Reproduce all lines of the listing below in which the word "post" occurs.
┄┄┄┄┄┄┄┄┄┄
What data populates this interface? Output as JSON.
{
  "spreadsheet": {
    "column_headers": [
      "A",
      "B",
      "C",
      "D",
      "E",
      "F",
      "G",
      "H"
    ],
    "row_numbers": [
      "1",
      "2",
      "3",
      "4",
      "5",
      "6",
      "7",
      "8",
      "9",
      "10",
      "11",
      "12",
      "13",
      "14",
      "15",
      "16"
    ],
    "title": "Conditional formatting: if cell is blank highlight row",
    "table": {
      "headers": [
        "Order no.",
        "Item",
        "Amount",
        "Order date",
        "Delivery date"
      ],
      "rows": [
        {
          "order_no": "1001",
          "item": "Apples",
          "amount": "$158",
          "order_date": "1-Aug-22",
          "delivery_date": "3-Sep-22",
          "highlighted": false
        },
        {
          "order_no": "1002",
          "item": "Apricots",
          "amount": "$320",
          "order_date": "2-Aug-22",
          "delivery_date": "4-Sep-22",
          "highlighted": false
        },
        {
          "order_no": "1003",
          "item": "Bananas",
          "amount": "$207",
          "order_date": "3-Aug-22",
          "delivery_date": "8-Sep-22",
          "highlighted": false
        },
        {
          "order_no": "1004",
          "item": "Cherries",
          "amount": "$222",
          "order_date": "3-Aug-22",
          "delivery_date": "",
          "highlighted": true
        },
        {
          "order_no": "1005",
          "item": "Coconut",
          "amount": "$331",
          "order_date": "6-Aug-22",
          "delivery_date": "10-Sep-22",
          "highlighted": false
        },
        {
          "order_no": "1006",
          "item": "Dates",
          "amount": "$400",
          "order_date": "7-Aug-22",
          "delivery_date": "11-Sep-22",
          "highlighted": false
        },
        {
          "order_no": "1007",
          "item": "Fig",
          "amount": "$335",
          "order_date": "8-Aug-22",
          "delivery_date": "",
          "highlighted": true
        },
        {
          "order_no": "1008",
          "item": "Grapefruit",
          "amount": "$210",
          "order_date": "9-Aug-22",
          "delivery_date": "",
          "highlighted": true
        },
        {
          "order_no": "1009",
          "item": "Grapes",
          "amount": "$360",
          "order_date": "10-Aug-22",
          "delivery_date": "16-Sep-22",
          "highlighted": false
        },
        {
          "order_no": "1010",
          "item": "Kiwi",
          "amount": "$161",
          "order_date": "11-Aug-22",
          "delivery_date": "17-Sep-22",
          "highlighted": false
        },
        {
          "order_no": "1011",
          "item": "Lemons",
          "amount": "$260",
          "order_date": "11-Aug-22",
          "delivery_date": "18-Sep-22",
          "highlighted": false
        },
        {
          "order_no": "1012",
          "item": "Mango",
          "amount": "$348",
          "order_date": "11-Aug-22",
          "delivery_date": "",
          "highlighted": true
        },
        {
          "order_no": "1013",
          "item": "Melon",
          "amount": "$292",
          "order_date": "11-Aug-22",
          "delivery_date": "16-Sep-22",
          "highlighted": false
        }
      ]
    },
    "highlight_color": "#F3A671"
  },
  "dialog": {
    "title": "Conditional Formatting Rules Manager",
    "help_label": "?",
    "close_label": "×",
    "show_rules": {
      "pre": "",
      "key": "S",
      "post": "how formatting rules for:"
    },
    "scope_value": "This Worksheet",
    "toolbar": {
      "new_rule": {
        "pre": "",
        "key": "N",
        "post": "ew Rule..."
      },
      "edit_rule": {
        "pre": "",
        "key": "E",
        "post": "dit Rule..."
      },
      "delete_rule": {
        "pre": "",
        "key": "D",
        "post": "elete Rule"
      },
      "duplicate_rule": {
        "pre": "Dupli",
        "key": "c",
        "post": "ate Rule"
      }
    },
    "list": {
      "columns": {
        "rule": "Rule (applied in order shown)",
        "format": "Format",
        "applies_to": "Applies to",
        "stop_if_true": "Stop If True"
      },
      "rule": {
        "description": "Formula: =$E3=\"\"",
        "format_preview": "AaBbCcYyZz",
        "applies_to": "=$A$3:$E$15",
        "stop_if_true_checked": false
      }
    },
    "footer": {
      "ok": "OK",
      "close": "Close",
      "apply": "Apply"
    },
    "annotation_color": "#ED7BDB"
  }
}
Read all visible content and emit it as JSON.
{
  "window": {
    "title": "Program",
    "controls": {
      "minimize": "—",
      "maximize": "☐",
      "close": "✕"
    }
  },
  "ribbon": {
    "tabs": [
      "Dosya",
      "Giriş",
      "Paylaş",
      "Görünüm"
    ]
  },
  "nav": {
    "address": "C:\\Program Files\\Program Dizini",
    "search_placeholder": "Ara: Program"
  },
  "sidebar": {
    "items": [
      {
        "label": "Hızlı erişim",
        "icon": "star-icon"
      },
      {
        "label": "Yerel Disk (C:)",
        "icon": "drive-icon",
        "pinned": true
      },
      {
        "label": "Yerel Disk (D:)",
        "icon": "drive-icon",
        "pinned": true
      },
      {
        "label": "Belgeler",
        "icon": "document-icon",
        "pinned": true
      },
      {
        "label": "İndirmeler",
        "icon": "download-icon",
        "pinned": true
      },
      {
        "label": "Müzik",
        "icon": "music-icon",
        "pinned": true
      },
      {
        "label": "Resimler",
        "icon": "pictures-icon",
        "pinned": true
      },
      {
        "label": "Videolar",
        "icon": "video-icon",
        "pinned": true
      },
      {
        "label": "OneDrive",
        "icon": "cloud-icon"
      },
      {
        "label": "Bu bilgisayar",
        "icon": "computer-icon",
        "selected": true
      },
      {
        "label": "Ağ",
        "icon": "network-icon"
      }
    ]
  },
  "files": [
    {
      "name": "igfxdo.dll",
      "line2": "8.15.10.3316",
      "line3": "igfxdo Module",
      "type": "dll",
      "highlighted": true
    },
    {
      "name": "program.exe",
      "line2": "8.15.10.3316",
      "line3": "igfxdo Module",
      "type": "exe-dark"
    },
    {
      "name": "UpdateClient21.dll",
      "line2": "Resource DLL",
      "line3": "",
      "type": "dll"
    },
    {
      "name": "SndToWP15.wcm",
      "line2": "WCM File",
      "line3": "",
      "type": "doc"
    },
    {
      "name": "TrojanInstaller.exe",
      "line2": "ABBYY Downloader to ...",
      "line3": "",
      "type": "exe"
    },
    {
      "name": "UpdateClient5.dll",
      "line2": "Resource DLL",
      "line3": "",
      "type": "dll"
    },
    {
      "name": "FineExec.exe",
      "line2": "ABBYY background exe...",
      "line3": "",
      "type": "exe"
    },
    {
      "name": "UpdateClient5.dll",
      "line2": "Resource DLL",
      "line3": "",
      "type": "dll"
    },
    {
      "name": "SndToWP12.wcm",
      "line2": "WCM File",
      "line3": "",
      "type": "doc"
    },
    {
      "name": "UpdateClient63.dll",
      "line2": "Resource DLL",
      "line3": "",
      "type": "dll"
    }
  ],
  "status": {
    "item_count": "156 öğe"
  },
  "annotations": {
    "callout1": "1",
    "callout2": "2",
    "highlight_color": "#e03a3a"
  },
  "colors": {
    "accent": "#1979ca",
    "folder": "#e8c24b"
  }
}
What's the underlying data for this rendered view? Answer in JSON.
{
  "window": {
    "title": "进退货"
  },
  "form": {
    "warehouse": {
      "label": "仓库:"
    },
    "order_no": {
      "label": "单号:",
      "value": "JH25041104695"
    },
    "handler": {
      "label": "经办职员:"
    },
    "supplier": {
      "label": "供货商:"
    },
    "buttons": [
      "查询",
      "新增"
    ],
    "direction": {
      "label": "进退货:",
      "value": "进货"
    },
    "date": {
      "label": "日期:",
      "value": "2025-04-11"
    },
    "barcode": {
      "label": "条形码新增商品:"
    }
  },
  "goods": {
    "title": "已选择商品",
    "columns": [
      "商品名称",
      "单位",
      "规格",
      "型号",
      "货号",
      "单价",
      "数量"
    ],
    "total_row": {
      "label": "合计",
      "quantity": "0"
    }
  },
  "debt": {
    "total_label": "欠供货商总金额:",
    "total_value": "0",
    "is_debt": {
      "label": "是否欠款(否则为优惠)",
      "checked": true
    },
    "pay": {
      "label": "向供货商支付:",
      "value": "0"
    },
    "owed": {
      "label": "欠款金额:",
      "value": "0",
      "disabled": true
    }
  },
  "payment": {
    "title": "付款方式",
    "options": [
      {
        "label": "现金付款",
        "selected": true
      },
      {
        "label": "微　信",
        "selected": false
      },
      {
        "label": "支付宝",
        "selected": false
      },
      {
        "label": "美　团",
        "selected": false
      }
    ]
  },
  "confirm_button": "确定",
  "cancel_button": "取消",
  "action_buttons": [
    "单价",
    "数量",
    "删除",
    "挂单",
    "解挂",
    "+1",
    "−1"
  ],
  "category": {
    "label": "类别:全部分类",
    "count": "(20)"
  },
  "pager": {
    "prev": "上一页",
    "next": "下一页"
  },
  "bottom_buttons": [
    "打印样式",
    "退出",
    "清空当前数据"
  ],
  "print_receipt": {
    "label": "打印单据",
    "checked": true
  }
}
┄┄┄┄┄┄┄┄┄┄
**Solution to this exercise**
      "post": "how formatting rules for:"
        "post": "ew Rule..."
        "post": "dit Rule..."
        "post": "elete Rule"
        "post": "ate Rule"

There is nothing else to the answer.